Collected data:
*****

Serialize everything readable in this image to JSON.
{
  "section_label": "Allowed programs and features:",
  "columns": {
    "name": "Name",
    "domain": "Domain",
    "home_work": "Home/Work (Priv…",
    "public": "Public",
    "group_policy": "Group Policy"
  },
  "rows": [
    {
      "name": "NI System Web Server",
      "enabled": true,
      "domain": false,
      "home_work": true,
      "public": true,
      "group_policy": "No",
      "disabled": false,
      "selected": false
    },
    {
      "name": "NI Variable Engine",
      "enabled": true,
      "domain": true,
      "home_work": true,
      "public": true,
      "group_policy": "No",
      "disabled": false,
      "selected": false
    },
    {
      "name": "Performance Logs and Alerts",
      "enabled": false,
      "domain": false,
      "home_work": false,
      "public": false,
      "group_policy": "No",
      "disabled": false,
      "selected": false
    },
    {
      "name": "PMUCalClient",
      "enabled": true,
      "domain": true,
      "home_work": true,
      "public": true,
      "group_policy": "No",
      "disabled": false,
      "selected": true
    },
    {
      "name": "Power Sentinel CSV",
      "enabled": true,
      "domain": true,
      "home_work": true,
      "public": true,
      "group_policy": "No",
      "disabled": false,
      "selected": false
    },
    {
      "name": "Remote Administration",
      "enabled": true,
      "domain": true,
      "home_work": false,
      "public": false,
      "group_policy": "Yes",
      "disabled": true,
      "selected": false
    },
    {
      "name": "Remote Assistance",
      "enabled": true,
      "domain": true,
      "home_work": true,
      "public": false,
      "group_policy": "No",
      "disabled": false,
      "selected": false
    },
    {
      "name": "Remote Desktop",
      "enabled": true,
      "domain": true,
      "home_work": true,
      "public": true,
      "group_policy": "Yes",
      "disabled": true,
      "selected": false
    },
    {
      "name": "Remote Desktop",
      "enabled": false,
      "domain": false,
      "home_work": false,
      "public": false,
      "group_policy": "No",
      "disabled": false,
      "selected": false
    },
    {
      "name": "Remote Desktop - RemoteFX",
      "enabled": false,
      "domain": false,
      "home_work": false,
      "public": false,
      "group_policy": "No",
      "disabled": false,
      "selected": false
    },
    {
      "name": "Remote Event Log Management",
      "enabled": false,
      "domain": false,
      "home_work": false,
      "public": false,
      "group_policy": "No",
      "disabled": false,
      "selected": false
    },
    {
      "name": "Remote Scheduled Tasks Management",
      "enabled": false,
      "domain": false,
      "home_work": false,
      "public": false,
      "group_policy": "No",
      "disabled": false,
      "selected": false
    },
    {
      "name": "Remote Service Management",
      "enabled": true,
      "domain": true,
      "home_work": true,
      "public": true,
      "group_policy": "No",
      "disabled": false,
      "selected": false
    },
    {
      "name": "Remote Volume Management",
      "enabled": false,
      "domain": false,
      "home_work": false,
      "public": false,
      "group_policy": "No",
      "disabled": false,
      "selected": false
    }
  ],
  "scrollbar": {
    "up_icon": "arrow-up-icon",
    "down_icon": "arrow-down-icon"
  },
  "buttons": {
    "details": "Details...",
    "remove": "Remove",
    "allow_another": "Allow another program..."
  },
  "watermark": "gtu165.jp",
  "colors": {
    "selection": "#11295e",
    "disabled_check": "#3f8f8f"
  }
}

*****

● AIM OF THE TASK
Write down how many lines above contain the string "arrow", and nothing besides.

● ANSWER TO THE PROBLEM
2